Most Smartphones Will Be Mid-Price
Data from “The Smartphone Opportunity” indicates the majority of smartphones sold worldwide in 2016 will cost $151-$399, with the smallest share costing $400 and up. Although Juniper expects less expensive smartphones to exponentially grow in popularity, the white paper advises extremely few will cost anywhere near as low as the “ultra-low-cost handset” category of $26 or less.
3 Major Tech Trends on Horizon
Juniper expects three major developing technology trends to have a significant impact on the evolution of smartphones in the next five years: Near Field Communication (NFC), 3-D, and biometrics. Following are brief synopses of each technology trend.
NFC Simplifies Smartphone Interaction
NFC enables simplified transactions, data exchange and connections with a touch. Smartphones enabled with NFC chips are expected to become “digital wallet” payment devices and/or keys, which should be additional selling points for the technology.
3-D Adds New Dimension
While 3-D-enabled smartphones are already starting to launch in a number of markets, Juniper predicts an increasing number of vendors will seek to add 3-D capabilities to help their products stand out in a crowded market. However, Juniper cautions several factors, including widespread embrace of other 3-D devices to create a general 3-D consumer culture, as well as adoption of 3-D technology by mobile game developers, will have a major impact on the development of 3-D smartphones.
Biometrics are methods for recognizing specific individuals based on one or more physical/behavioral traits. A key usage of biometrics for smartphones will likely be access control. Some smartphones with biometric security features based on attributes such as owner fingerprint have already been released, and Juniper says biometrics could also be integrated into mobile financial applications for heightened security.
Pew: Smartphone Penetration High among Young US Adults

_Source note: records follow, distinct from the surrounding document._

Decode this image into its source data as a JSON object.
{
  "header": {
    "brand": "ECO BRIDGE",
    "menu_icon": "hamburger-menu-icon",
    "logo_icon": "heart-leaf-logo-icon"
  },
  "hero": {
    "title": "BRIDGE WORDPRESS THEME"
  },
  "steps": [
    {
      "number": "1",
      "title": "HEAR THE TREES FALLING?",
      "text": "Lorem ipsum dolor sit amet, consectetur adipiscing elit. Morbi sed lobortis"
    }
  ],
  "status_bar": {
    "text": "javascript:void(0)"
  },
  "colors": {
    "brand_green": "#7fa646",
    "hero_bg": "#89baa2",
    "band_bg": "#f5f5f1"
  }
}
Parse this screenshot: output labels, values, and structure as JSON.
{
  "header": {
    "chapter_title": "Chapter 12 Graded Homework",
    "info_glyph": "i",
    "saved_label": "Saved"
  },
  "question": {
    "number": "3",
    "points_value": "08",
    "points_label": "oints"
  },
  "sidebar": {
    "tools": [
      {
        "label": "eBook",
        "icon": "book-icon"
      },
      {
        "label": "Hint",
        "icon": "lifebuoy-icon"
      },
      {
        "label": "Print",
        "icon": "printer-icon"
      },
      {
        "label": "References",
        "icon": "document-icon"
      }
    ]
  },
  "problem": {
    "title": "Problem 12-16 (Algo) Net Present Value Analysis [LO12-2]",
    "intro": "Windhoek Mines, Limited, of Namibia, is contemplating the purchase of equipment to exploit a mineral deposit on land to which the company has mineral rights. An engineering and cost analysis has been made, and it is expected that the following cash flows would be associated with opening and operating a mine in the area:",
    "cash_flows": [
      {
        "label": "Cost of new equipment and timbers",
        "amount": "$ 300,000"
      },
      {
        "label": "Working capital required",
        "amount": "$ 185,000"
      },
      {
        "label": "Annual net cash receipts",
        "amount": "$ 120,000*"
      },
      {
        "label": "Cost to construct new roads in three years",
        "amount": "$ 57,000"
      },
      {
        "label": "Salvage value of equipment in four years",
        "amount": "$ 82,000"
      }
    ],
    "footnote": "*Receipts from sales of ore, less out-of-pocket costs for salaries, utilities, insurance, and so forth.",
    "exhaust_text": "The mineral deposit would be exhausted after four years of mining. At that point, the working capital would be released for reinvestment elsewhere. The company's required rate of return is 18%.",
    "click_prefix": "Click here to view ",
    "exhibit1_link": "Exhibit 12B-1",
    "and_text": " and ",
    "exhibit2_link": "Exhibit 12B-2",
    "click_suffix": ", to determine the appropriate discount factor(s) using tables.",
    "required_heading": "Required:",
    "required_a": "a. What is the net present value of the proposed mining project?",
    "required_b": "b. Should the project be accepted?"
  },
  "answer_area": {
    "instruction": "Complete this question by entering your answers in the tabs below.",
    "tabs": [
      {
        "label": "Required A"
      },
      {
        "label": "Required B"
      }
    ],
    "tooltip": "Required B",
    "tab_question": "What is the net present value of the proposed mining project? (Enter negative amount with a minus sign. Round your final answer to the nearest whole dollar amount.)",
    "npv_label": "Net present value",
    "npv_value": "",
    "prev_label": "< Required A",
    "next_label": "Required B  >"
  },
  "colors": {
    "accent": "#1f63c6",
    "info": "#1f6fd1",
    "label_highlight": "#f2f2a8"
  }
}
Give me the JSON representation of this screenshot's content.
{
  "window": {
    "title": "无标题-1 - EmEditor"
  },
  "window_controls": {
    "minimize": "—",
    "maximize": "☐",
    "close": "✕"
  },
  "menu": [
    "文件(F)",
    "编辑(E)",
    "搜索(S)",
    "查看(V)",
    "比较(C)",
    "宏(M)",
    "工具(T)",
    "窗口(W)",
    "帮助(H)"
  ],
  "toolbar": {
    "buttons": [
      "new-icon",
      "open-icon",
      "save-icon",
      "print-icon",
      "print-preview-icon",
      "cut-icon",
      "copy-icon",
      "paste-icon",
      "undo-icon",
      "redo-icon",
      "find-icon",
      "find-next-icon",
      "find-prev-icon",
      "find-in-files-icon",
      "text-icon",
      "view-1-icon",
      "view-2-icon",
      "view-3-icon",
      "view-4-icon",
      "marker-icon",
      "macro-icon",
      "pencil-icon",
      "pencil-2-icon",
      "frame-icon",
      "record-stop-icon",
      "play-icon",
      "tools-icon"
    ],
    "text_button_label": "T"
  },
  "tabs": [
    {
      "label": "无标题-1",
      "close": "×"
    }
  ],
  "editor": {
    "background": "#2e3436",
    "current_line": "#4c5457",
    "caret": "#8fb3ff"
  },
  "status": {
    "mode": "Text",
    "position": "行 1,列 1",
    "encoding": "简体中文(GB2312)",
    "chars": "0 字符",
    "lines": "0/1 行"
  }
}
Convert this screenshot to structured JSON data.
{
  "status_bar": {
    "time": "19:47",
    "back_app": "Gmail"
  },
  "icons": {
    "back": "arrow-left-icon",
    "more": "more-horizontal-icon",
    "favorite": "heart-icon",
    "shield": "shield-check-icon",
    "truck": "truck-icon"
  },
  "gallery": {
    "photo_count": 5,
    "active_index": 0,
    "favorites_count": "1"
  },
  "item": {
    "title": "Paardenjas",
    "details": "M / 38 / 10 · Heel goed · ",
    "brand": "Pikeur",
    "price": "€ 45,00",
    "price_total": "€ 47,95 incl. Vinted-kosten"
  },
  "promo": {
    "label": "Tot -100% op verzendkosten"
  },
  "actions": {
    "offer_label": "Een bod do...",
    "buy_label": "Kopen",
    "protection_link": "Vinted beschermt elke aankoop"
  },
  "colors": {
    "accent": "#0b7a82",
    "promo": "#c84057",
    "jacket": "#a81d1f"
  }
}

Smartphone penetration has reached more than half (52%) of 18-to-29-year-old US adults, according to a July 2011 study from the Pew Research Center Internet & American Life Project. The study also reveals that 45% of 30-to-49-year-olds own smartphones, and this figure then drops by almost 50% to 24% among 50-to-64-year-olds. Overall, 35% of US adults own smartphones.